European space ministers have agreed to spend about $10 billion over the next decade to develop the new Ariane 6 launcher and to upgrade the Vega launcher in what ESA Director-General Jean-Jacques Dordain called a “revolution” in the way rockets are developed.

Under the agreement, ESA will give industry the responsibility for designing the new Ariane 6 rocket and commercializing it. In addition to funding the development, ESA will guarantee five government launches per year while industry will responsible for finding six more launches.

The goal of the launch arrangement is to end the subsidies that European governments currently pay to Arianespace that allow the company to avoid annual financial losses.

Ministers meeting in Luxembourg agreed to spend nearly 8.2 billion euros ($10.15 billion) on rocket development over 10 years. The work will include Ariane 6, Vega-C and continued support of the existing Ariane 5 and Vega launchers.

A new joint venture formed by Airbus Defence and Space and rocket motor builder Safran will lead the rocket development effort. Dordain said Ariane 6 and the enhanced Vega-C will share the “same DNA” in that they will have elements in common.

Vega-C is scheduled for its inaugural flight in 2018. The first Ariane 6 launch is scheduled for 2020.

Minsters agreed to spend 800 million euros ($990.5 million) to support the International Space Station (ISS) through 2017. They deferred a decision to extend ISS operations beyond 2020 until the next ministerial meeting in 2016.

Approximately 200 million euros ($248 million) of the ISS budget will fund the development of a service module for NASA’s Orion deep space vehicle in time for a flight test in 2017 or 2018.

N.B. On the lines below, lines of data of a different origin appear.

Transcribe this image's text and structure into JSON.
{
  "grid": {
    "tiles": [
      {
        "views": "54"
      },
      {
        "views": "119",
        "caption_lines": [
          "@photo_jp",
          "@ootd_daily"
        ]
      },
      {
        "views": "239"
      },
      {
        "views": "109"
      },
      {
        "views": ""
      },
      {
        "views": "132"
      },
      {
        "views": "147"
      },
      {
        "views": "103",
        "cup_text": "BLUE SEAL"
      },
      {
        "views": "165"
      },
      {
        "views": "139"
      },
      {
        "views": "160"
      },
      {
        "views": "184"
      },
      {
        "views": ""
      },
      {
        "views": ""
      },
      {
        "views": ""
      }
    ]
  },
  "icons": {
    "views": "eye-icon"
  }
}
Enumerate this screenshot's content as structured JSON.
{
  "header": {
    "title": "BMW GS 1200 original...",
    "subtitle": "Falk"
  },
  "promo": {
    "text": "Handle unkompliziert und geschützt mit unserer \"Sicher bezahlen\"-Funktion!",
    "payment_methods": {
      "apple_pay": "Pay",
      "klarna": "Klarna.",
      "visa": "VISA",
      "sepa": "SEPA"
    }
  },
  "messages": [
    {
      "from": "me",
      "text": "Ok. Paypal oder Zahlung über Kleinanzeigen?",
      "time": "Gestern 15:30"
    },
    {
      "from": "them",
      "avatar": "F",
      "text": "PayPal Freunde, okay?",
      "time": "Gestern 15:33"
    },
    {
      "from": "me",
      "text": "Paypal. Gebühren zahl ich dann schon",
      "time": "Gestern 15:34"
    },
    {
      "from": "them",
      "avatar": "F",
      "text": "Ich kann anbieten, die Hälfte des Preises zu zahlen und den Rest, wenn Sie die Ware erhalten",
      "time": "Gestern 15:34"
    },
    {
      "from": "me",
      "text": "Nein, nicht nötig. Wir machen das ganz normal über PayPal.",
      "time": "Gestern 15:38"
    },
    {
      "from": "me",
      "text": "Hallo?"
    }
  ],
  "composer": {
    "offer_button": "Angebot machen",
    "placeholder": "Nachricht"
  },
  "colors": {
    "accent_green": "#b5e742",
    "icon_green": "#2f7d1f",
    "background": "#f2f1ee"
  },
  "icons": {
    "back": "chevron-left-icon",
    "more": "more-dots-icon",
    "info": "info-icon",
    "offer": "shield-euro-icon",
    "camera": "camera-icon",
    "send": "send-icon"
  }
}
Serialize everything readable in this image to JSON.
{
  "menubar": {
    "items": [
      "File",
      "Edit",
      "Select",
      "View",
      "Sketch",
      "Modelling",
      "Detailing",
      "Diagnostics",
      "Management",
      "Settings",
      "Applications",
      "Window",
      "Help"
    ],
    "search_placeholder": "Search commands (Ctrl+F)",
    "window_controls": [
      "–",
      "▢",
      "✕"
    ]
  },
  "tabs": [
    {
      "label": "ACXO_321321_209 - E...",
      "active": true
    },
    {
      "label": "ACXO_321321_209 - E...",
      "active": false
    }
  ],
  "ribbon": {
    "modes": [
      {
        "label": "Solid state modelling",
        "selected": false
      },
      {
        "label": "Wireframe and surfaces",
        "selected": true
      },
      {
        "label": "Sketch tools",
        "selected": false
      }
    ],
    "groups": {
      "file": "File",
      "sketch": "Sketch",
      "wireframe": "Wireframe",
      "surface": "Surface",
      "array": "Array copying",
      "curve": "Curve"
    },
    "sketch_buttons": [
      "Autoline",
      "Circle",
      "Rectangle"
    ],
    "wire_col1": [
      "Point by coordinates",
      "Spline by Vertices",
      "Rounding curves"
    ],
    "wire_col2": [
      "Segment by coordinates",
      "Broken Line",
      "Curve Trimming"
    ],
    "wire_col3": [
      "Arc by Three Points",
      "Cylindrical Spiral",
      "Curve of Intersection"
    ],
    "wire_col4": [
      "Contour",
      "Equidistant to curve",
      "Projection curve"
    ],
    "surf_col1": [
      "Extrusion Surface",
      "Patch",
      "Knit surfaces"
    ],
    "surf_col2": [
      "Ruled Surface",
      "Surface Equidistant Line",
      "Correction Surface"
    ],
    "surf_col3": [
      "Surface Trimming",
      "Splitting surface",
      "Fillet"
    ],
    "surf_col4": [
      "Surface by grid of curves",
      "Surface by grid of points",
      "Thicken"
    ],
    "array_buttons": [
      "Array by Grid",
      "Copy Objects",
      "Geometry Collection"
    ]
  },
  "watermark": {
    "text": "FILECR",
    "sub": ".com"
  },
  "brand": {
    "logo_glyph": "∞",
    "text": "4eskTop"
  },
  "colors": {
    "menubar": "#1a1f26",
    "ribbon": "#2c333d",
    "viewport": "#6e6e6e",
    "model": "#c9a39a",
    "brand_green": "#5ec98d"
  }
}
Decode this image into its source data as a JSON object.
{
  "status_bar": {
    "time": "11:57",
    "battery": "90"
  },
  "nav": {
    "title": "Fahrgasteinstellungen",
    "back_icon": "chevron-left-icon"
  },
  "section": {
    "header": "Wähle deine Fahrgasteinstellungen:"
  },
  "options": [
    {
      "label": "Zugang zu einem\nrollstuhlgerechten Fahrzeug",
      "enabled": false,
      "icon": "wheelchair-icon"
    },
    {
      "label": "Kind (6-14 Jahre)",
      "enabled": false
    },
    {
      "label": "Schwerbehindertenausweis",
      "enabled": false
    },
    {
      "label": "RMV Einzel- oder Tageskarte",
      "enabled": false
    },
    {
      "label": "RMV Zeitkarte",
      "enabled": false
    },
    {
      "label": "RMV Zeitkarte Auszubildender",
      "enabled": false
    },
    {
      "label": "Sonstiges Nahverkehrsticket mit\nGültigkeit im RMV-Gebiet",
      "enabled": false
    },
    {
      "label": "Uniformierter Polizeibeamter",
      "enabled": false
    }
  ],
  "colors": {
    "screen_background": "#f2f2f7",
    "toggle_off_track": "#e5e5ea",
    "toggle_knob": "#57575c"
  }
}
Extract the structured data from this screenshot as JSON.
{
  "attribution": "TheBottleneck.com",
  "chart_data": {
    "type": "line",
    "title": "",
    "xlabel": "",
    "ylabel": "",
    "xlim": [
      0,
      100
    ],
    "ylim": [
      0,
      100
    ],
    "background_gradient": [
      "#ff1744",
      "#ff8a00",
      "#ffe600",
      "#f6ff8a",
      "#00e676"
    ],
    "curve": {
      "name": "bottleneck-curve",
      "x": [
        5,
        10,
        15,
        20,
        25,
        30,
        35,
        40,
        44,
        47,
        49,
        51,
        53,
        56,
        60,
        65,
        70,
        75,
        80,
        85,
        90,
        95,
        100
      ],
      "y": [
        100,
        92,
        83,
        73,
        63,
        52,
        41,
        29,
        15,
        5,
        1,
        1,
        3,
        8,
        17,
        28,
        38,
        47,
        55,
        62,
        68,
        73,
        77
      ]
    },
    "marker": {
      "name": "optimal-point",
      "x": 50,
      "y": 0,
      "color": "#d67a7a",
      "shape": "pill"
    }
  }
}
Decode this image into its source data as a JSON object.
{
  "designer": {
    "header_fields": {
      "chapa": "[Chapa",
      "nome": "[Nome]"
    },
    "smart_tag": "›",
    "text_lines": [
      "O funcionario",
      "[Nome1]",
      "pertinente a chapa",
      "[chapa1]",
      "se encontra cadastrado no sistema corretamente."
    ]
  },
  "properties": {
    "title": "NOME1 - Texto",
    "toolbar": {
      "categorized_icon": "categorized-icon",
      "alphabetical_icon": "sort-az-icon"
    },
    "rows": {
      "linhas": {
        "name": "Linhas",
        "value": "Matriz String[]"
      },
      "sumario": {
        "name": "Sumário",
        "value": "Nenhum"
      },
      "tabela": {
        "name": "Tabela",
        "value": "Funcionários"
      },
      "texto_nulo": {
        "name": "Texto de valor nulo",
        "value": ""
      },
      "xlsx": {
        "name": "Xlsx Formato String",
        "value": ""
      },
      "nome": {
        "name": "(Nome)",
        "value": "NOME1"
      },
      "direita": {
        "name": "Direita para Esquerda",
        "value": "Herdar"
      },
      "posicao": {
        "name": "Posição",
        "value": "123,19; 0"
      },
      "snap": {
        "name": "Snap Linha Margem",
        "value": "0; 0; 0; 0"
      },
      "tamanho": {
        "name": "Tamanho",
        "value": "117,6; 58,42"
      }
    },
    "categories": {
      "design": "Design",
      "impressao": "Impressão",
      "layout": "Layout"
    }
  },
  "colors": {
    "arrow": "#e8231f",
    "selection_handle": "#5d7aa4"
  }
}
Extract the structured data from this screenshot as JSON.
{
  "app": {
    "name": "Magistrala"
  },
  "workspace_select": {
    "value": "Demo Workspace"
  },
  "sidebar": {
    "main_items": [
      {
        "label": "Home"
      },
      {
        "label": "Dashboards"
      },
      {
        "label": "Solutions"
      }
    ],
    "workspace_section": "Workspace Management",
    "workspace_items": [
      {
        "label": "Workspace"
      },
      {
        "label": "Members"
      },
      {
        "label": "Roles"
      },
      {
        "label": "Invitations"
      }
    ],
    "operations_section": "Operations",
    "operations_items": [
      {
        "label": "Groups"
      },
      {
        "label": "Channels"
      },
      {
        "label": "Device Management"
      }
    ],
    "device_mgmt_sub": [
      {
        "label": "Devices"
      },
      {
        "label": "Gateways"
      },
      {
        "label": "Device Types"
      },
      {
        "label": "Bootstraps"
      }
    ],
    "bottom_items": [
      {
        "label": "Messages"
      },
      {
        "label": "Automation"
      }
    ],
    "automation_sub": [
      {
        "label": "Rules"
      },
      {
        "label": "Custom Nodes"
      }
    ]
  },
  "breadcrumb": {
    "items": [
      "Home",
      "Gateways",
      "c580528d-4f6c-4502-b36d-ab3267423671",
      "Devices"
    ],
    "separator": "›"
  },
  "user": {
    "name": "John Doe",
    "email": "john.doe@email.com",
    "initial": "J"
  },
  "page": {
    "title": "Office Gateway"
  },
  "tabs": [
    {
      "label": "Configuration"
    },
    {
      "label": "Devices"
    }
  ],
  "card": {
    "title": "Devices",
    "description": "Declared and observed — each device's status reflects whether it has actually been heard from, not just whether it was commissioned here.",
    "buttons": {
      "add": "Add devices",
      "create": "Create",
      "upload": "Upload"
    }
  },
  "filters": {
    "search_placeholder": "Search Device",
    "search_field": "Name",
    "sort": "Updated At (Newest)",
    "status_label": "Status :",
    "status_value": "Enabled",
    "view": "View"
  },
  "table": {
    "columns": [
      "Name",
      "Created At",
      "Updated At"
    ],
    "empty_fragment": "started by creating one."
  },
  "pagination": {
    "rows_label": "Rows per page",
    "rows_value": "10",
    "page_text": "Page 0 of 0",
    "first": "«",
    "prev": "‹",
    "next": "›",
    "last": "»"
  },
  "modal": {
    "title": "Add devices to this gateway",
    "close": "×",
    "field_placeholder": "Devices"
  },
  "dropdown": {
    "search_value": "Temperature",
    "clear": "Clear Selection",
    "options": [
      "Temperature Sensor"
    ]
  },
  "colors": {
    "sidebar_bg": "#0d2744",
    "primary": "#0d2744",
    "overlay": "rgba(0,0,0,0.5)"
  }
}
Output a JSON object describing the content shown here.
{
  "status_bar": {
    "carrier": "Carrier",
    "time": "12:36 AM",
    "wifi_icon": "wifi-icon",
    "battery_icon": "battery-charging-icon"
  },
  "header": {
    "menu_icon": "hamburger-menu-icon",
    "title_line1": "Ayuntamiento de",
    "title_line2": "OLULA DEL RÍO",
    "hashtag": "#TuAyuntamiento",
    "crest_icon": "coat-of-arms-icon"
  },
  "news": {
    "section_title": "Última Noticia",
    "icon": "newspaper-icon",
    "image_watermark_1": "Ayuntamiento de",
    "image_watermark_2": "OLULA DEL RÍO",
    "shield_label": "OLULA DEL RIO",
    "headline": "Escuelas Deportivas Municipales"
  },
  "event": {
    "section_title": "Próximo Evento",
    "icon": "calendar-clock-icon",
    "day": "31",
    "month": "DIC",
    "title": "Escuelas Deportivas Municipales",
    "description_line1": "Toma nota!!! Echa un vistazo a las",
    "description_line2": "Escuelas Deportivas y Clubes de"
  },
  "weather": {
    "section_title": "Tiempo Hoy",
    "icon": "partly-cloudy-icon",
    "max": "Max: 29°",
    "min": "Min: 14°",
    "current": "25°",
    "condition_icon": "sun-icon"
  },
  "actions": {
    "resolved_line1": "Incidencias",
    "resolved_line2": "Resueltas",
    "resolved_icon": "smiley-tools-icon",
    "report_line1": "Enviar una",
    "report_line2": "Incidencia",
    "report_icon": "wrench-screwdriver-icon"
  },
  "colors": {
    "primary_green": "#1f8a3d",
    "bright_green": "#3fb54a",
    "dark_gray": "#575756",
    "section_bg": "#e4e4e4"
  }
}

ESA had asked for 820 million euros ($1 billion) to cover ISS operations and the service module development. The 20 million euros ($24.7 million) will be taken out of ISS operations.

Dordain called the shortfall a “manageable” issue that would not have a major impact on ISS operations.

Minsters also secured funding for the 2018 ExoMars mission. The first part of ExoMars is set to launch to the Red Planet in 2016.